[Start of section]

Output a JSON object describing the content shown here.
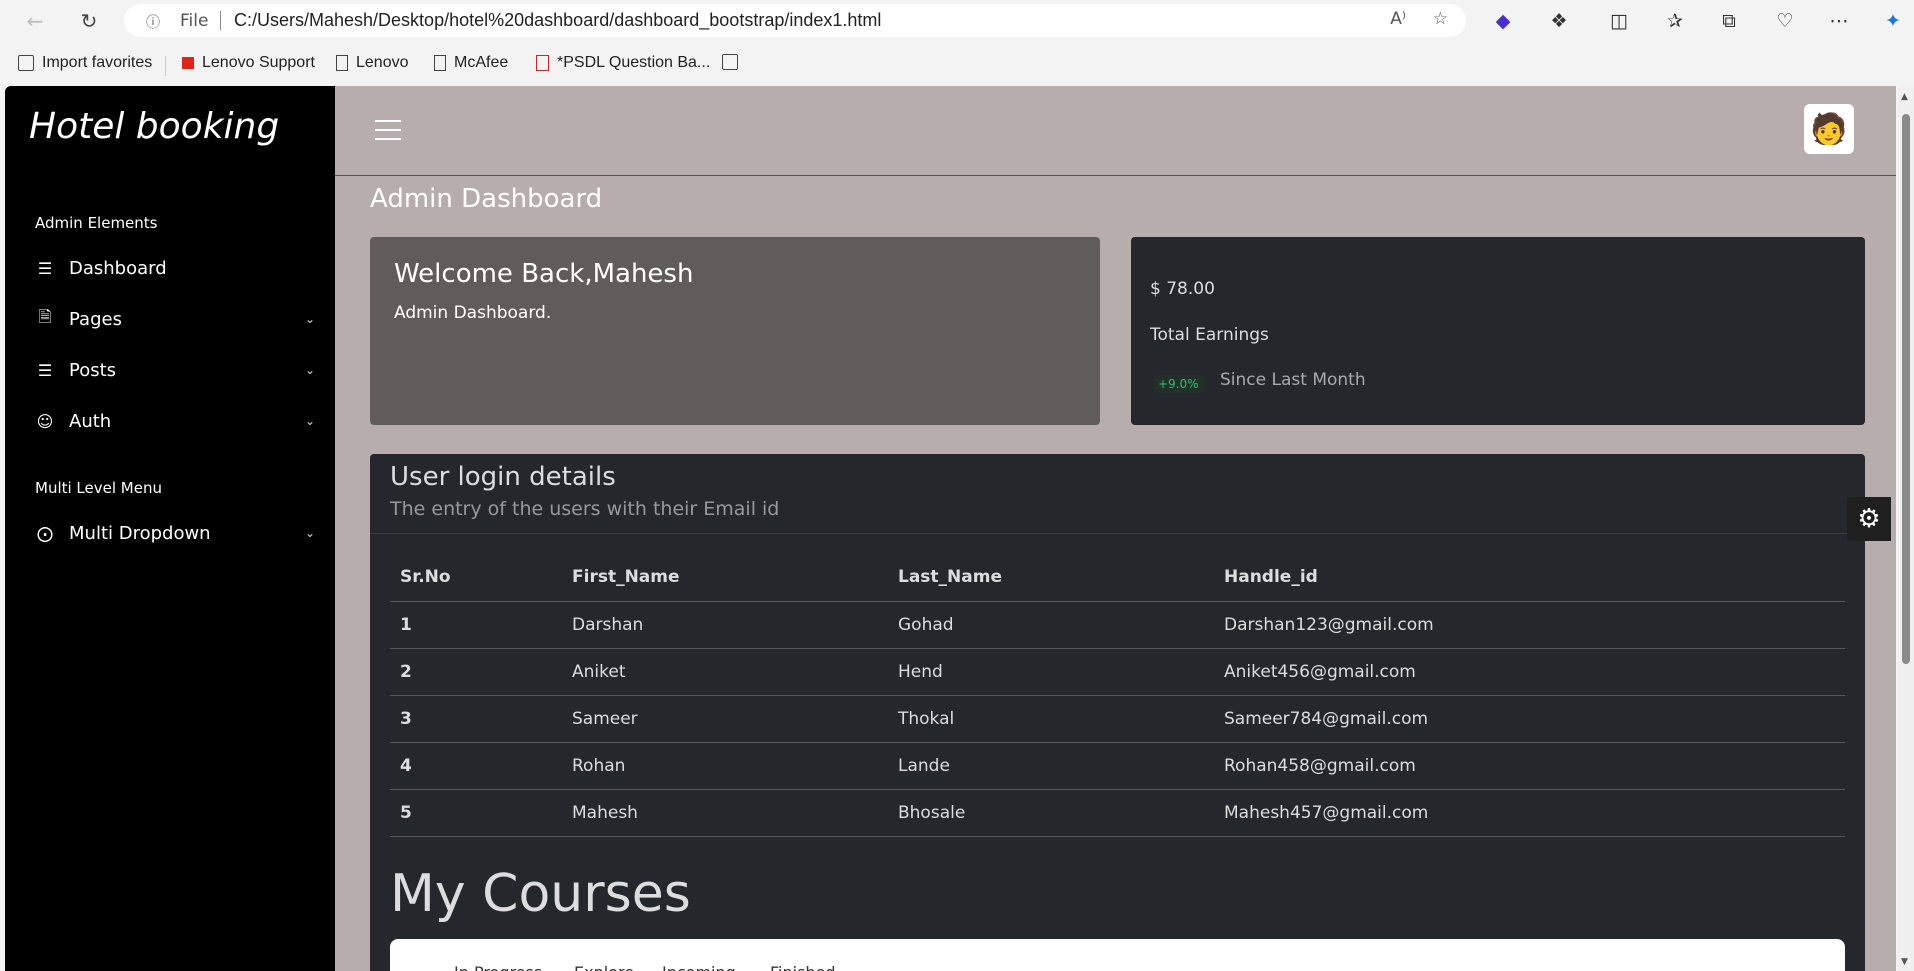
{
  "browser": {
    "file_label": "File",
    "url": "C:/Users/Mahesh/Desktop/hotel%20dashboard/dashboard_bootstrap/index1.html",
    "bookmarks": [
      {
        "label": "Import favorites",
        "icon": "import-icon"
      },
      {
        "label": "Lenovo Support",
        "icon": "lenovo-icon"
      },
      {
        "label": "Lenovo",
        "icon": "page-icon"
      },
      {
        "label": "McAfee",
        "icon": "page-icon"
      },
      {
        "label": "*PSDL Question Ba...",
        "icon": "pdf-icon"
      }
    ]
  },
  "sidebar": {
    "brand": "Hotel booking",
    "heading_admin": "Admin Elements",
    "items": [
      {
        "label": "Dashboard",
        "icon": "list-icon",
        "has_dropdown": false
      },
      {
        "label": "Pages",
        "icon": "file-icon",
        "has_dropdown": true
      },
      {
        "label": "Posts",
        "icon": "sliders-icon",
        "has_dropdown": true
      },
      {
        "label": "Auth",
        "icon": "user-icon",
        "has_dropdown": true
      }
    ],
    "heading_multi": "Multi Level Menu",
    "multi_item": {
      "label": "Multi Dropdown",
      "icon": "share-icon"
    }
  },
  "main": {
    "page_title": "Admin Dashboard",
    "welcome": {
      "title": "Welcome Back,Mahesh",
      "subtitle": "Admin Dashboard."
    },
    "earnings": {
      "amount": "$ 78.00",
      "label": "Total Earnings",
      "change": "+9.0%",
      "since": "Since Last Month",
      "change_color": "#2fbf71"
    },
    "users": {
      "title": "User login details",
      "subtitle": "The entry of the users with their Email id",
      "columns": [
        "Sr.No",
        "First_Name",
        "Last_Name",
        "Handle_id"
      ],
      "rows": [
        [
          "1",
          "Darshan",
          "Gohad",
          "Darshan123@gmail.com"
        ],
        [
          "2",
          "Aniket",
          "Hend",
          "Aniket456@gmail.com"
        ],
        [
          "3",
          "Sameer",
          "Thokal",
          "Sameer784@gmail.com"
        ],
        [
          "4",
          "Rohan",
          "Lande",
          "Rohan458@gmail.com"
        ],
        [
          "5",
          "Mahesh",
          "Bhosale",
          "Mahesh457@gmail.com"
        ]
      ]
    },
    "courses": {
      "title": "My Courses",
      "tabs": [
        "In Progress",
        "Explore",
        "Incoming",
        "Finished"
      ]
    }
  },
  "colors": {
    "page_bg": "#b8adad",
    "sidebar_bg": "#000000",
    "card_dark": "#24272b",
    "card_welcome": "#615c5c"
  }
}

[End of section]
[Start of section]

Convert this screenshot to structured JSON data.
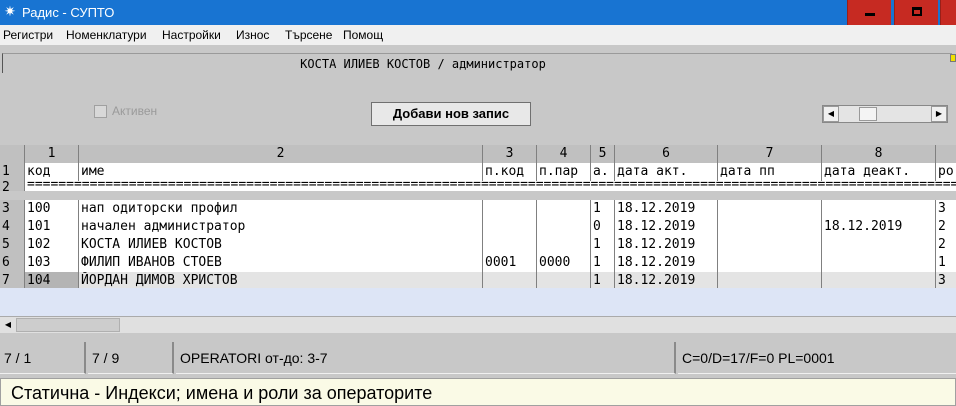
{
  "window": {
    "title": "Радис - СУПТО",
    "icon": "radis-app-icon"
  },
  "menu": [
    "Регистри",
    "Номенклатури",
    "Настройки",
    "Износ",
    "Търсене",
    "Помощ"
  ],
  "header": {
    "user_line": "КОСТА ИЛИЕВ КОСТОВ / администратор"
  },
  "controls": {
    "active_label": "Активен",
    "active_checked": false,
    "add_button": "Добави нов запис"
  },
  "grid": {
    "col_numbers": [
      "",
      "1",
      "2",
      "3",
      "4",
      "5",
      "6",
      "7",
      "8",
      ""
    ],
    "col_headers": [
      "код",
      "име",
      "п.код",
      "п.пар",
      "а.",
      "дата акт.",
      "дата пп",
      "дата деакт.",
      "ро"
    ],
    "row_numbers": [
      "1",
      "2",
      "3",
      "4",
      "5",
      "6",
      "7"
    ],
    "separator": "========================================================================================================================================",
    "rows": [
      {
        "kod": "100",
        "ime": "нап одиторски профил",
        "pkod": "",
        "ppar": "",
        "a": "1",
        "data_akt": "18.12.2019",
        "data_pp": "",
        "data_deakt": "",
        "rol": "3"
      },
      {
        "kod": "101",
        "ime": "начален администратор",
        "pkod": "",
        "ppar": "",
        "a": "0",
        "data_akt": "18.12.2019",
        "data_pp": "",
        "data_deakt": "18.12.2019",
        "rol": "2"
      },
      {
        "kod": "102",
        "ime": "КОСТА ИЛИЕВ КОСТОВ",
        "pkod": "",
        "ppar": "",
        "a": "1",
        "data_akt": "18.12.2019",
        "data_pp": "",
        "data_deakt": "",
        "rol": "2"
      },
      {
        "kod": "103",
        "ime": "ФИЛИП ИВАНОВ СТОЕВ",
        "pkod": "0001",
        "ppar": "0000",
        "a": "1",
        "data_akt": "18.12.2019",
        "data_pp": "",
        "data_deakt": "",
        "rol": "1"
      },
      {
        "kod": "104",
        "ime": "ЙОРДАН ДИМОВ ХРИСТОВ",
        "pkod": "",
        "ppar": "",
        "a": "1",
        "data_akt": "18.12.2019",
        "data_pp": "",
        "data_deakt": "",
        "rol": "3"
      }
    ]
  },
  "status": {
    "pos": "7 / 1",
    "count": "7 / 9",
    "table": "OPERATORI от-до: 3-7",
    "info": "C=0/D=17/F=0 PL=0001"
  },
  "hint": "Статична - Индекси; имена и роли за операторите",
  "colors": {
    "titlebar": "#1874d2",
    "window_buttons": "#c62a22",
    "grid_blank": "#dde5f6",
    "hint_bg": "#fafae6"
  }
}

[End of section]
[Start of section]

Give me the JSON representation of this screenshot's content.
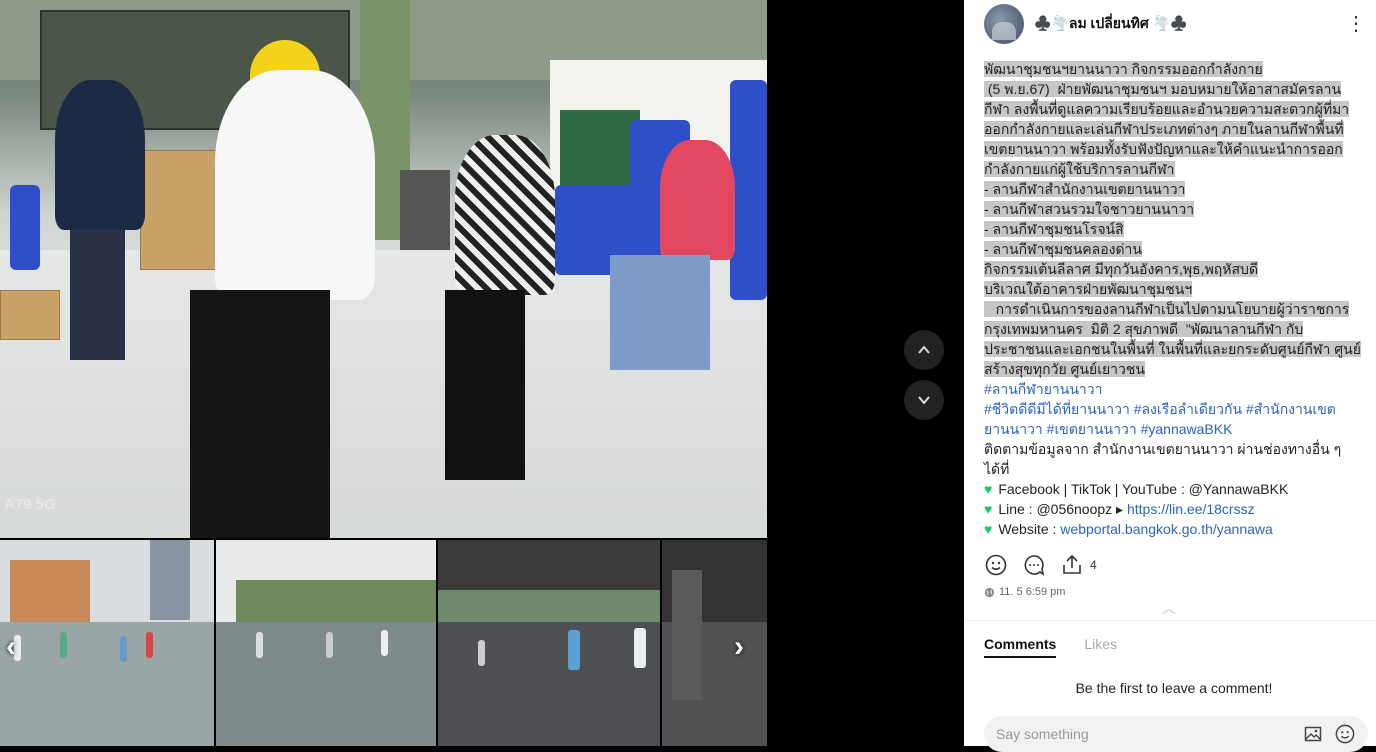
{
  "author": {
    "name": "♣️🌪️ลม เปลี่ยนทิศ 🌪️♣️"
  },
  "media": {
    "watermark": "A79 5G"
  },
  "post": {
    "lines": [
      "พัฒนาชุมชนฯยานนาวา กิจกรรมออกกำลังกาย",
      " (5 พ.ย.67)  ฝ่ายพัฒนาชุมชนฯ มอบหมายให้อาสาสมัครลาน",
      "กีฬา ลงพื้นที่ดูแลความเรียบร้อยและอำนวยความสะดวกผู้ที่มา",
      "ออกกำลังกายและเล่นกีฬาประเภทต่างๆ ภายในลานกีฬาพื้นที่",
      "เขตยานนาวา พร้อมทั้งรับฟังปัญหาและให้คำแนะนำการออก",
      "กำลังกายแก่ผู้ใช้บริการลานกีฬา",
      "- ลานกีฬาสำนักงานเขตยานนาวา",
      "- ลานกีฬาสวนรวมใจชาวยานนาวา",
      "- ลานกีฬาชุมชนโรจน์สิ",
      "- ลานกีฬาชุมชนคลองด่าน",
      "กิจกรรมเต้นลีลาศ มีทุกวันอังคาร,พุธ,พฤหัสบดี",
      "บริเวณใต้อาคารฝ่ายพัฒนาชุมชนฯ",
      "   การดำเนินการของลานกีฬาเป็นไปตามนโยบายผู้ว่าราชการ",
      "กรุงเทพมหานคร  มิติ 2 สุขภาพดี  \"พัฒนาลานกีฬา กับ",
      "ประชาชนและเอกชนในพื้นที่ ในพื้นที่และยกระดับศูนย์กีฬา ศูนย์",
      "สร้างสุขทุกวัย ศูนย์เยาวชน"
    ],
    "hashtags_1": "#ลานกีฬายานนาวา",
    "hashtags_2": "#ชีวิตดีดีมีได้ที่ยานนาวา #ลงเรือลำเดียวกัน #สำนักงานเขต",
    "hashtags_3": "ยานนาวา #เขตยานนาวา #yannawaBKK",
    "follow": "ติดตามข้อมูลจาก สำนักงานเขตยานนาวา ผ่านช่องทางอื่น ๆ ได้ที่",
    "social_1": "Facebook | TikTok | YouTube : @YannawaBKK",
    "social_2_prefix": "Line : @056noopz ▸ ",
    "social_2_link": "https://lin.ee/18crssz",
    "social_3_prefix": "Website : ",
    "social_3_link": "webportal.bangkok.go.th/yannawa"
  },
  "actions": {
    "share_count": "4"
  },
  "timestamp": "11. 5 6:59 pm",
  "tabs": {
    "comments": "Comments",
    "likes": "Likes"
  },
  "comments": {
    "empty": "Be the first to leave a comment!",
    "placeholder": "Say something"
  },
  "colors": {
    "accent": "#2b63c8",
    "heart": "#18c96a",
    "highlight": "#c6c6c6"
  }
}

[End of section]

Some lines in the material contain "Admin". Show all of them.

    "heading_admin": "Admin Elements",
    "page_title": "Admin Dashboard",
      "subtitle": "Admin Dashboard."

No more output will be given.